◆ Exercise aim:
What lines of the data hold the string "Certificate"? Pull each one out.

◆ Material for the task:
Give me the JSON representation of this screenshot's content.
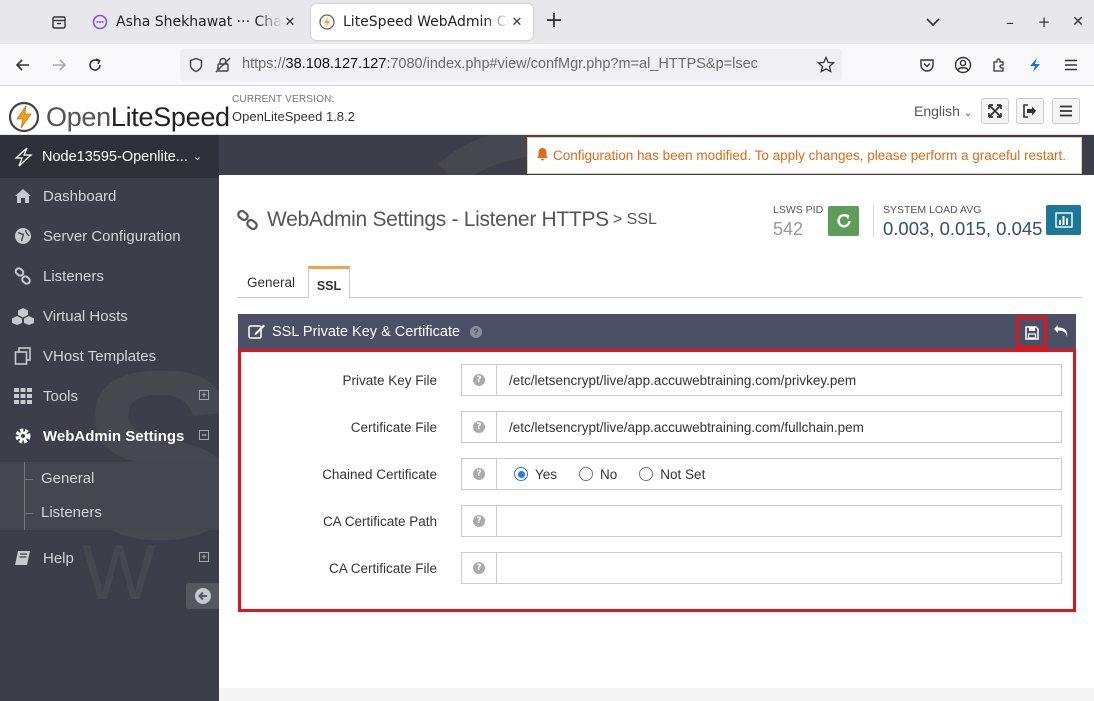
{
  "browser": {
    "tabs": [
      {
        "title": "Asha Shekhawat ··· Chat",
        "active": false
      },
      {
        "title": "LiteSpeed WebAdmin Con",
        "active": true
      }
    ],
    "url_prefix": "https://",
    "url_host": "38.108.127.127",
    "url_rest": ":7080/index.php#view/confMgr.php?m=al_HTTPS&p=lsec"
  },
  "header": {
    "logo_text_1": "Open",
    "logo_text_2": "LiteSpeed",
    "version_label": "CURRENT VERSION:",
    "version_value": "OpenLiteSpeed 1.8.2",
    "language": "English"
  },
  "sidebar": {
    "node": "Node13595-Openlite...",
    "items": [
      {
        "label": "Dashboard",
        "icon": "home-icon"
      },
      {
        "label": "Server Configuration",
        "icon": "globe-icon"
      },
      {
        "label": "Listeners",
        "icon": "link-icon"
      },
      {
        "label": "Virtual Hosts",
        "icon": "cubes-icon"
      },
      {
        "label": "VHost Templates",
        "icon": "copy-icon"
      },
      {
        "label": "Tools",
        "icon": "grid-icon"
      },
      {
        "label": "WebAdmin Settings",
        "icon": "gear-icon"
      },
      {
        "label": "Help",
        "icon": "book-icon"
      }
    ],
    "subitems": [
      "General",
      "Listeners"
    ]
  },
  "alert": "Configuration has been modified. To apply changes, please perform a graceful restart.",
  "page": {
    "title": "WebAdmin Settings - Listener HTTPS",
    "subtitle": "> SSL",
    "pid_label": "LSWS PID",
    "pid_value": "542",
    "load_label": "SYSTEM LOAD AVG",
    "load_value": "0.003, 0.015, 0.045",
    "tabs": [
      "General",
      "SSL"
    ]
  },
  "panel": {
    "title": "SSL Private Key & Certificate",
    "rows": [
      {
        "label": "Private Key File",
        "value": "/etc/letsencrypt/live/app.accuwebtraining.com/privkey.pem"
      },
      {
        "label": "Certificate File",
        "value": "/etc/letsencrypt/live/app.accuwebtraining.com/fullchain.pem"
      },
      {
        "label": "Chained Certificate",
        "value": ""
      },
      {
        "label": "CA Certificate Path",
        "value": ""
      },
      {
        "label": "CA Certificate File",
        "value": ""
      }
    ],
    "chained_options": [
      "Yes",
      "No",
      "Not Set"
    ],
    "chained_selected": "Yes"
  },
  "colors": {
    "sidebar_bg": "#3d3e4a",
    "panel_header": "#4b5067",
    "highlight_red": "#e0141b",
    "alert_orange": "#e06a16",
    "restart_green": "#5d9c59",
    "chart_blue": "#1d7796"
  }
}
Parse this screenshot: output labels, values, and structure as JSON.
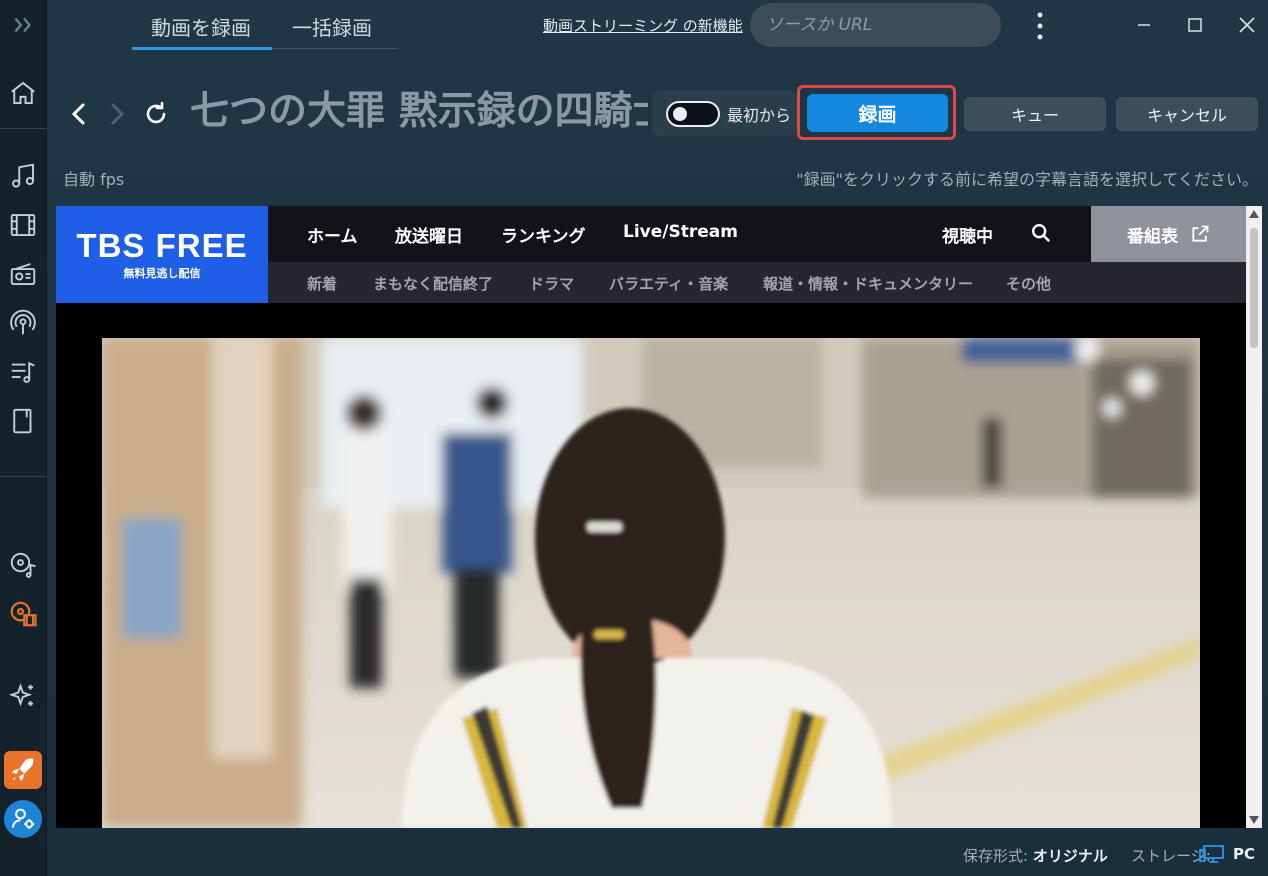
{
  "top": {
    "tabs": [
      {
        "label": "動画を録画",
        "active": true
      },
      {
        "label": "一括録画",
        "active": false
      }
    ],
    "new_feature_link": "動画ストリーミング の新機能",
    "search_placeholder": "ソースか URL"
  },
  "nav": {
    "page_title": "七つの大罪 黙示録の四騎士",
    "toggle_label": "最初から",
    "toggle_on": false,
    "record_label": "録画",
    "queue_label": "キュー",
    "cancel_label": "キャンセル"
  },
  "info": {
    "fps_label": "自動 fps",
    "hint": "\"録画\"をクリックする前に希望の字幕言語を選択してください。"
  },
  "site": {
    "logo": "TBS FREE",
    "logo_sub": "無料見逃し配信",
    "nav_primary": [
      "ホーム",
      "放送曜日",
      "ランキング",
      "Live/Stream"
    ],
    "watching": "視聴中",
    "schedule": "番組表",
    "nav_secondary": [
      "新着",
      "まもなく配信終了",
      "ドラマ",
      "バラエティ・音楽",
      "報道・情報・ドキュメンタリー",
      "その他"
    ]
  },
  "status": {
    "format_label": "保存形式:",
    "format_value": "オリジナル",
    "storage_label": "ストレージ:",
    "storage_value": "PC"
  },
  "colors": {
    "accent": "#1688e0",
    "highlight": "#e04848",
    "logo_blue": "#1f5ee6",
    "rocket": "#e8742b"
  },
  "sidebar_icons": [
    "expand-icon",
    "home-icon",
    "music-icon",
    "film-icon",
    "radio-icon",
    "podcast-icon",
    "playlist-icon",
    "ebook-icon",
    "music-recorder-icon",
    "video-recorder-icon",
    "ai-sparkle-icon",
    "rocket-icon",
    "user-settings-icon"
  ]
}
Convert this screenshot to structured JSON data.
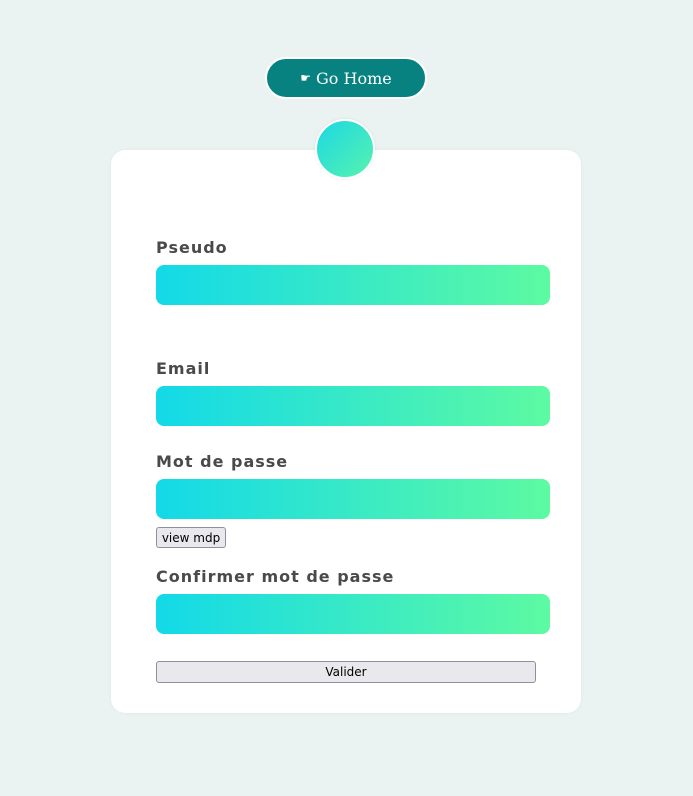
{
  "header": {
    "home_button": {
      "icon": "mortarboard-icon",
      "icon_glyph": "☛",
      "label": "Go Home"
    }
  },
  "form": {
    "fields": [
      {
        "label": "Pseudo",
        "value": ""
      },
      {
        "label": "Email",
        "value": ""
      },
      {
        "label": "Mot de passe",
        "value": ""
      },
      {
        "label": "Confirmer mot de passe",
        "value": ""
      }
    ],
    "view_password_label": "view mdp",
    "submit_label": "Valider"
  },
  "colors": {
    "page_background": "#eaf3f1",
    "home_button_background": "#078281",
    "gradient_start": "#13d9e8",
    "gradient_end": "#5dfaa2",
    "label_text": "#4a4a4a"
  }
}
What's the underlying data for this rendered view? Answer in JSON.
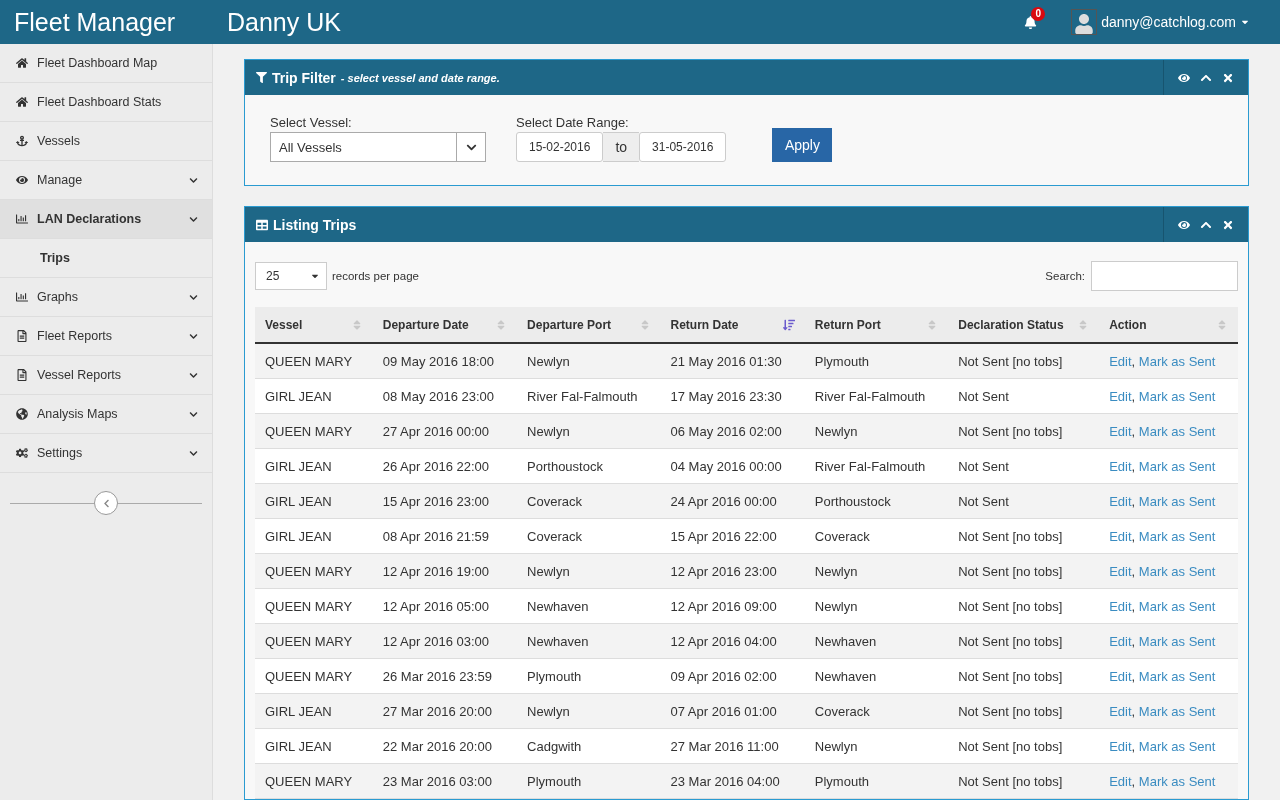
{
  "header": {
    "app_title": "Fleet Manager",
    "org_name": "Danny UK",
    "notifications": "0",
    "user": "danny@catchlog.com"
  },
  "sidebar": {
    "items": [
      {
        "label": "Fleet Dashboard Map",
        "kind": "link"
      },
      {
        "label": "Fleet Dashboard Stats",
        "kind": "link"
      },
      {
        "label": "Vessels",
        "kind": "link"
      },
      {
        "label": "Manage",
        "kind": "menu",
        "expanded": false
      },
      {
        "label": "LAN Declarations",
        "kind": "menu",
        "expanded": true,
        "children": [
          {
            "label": "Trips"
          }
        ]
      },
      {
        "label": "Graphs",
        "kind": "menu",
        "expanded": false
      },
      {
        "label": "Fleet Reports",
        "kind": "menu",
        "expanded": false
      },
      {
        "label": "Vessel Reports",
        "kind": "menu",
        "expanded": false
      },
      {
        "label": "Analysis Maps",
        "kind": "menu",
        "expanded": false
      },
      {
        "label": "Settings",
        "kind": "menu",
        "expanded": false
      }
    ]
  },
  "trip_filter": {
    "title": "Trip Filter",
    "subtitle": "- select vessel and date range.",
    "vessel_label": "Select Vessel:",
    "vessel_value": "All Vessels",
    "date_label": "Select Date Range:",
    "date_from": "15-02-2016",
    "date_separator": "to",
    "date_to": "31-05-2016",
    "apply": "Apply"
  },
  "listing": {
    "title": "Listing Trips",
    "page_size": "25",
    "page_size_label": "records per page",
    "search_label": "Search:",
    "columns": [
      {
        "label": "Vessel",
        "sorted": false
      },
      {
        "label": "Departure Date",
        "sorted": false
      },
      {
        "label": "Departure Port",
        "sorted": false
      },
      {
        "label": "Return Date",
        "sorted": true
      },
      {
        "label": "Return Port",
        "sorted": false
      },
      {
        "label": "Declaration Status",
        "sorted": false
      },
      {
        "label": "Action",
        "sorted": false
      }
    ],
    "action_separator": ",",
    "rows": [
      {
        "cells": [
          "QUEEN MARY",
          "09 May 2016 18:00",
          "Newlyn",
          "21 May 2016 01:30",
          "Plymouth",
          "Not Sent [no tobs]"
        ],
        "actions": [
          "Edit",
          "Mark as Sent"
        ]
      },
      {
        "cells": [
          "GIRL JEAN",
          "08 May 2016 23:00",
          "River Fal-Falmouth",
          "17 May 2016 23:30",
          "River Fal-Falmouth",
          "Not Sent"
        ],
        "actions": [
          "Edit",
          "Mark as Sent"
        ]
      },
      {
        "cells": [
          "QUEEN MARY",
          "27 Apr 2016 00:00",
          "Newlyn",
          "06 May 2016 02:00",
          "Newlyn",
          "Not Sent [no tobs]"
        ],
        "actions": [
          "Edit",
          "Mark as Sent"
        ]
      },
      {
        "cells": [
          "GIRL JEAN",
          "26 Apr 2016 22:00",
          "Porthoustock",
          "04 May 2016 00:00",
          "River Fal-Falmouth",
          "Not Sent"
        ],
        "actions": [
          "Edit",
          "Mark as Sent"
        ]
      },
      {
        "cells": [
          "GIRL JEAN",
          "15 Apr 2016 23:00",
          "Coverack",
          "24 Apr 2016 00:00",
          "Porthoustock",
          "Not Sent"
        ],
        "actions": [
          "Edit",
          "Mark as Sent"
        ]
      },
      {
        "cells": [
          "GIRL JEAN",
          "08 Apr 2016 21:59",
          "Coverack",
          "15 Apr 2016 22:00",
          "Coverack",
          "Not Sent [no tobs]"
        ],
        "actions": [
          "Edit",
          "Mark as Sent"
        ]
      },
      {
        "cells": [
          "QUEEN MARY",
          "12 Apr 2016 19:00",
          "Newlyn",
          "12 Apr 2016 23:00",
          "Newlyn",
          "Not Sent [no tobs]"
        ],
        "actions": [
          "Edit",
          "Mark as Sent"
        ]
      },
      {
        "cells": [
          "QUEEN MARY",
          "12 Apr 2016 05:00",
          "Newhaven",
          "12 Apr 2016 09:00",
          "Newlyn",
          "Not Sent [no tobs]"
        ],
        "actions": [
          "Edit",
          "Mark as Sent"
        ]
      },
      {
        "cells": [
          "QUEEN MARY",
          "12 Apr 2016 03:00",
          "Newhaven",
          "12 Apr 2016 04:00",
          "Newhaven",
          "Not Sent [no tobs]"
        ],
        "actions": [
          "Edit",
          "Mark as Sent"
        ]
      },
      {
        "cells": [
          "QUEEN MARY",
          "26 Mar 2016 23:59",
          "Plymouth",
          "09 Apr 2016 02:00",
          "Newhaven",
          "Not Sent [no tobs]"
        ],
        "actions": [
          "Edit",
          "Mark as Sent"
        ]
      },
      {
        "cells": [
          "GIRL JEAN",
          "27 Mar 2016 20:00",
          "Newlyn",
          "07 Apr 2016 01:00",
          "Coverack",
          "Not Sent [no tobs]"
        ],
        "actions": [
          "Edit",
          "Mark as Sent"
        ]
      },
      {
        "cells": [
          "GIRL JEAN",
          "22 Mar 2016 20:00",
          "Cadgwith",
          "27 Mar 2016 11:00",
          "Newlyn",
          "Not Sent [no tobs]"
        ],
        "actions": [
          "Edit",
          "Mark as Sent"
        ]
      },
      {
        "cells": [
          "QUEEN MARY",
          "23 Mar 2016 03:00",
          "Plymouth",
          "23 Mar 2016 04:00",
          "Plymouth",
          "Not Sent [no tobs]"
        ],
        "actions": [
          "Edit",
          "Mark as Sent"
        ]
      }
    ]
  }
}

◆ Exercise output:
    "title": "SSL Private Key & Certificate",
        "label": "Certificate File",
        "label": "Chained Certificate",
        "label": "CA Certificate Path",
        "label": "CA Certificate File",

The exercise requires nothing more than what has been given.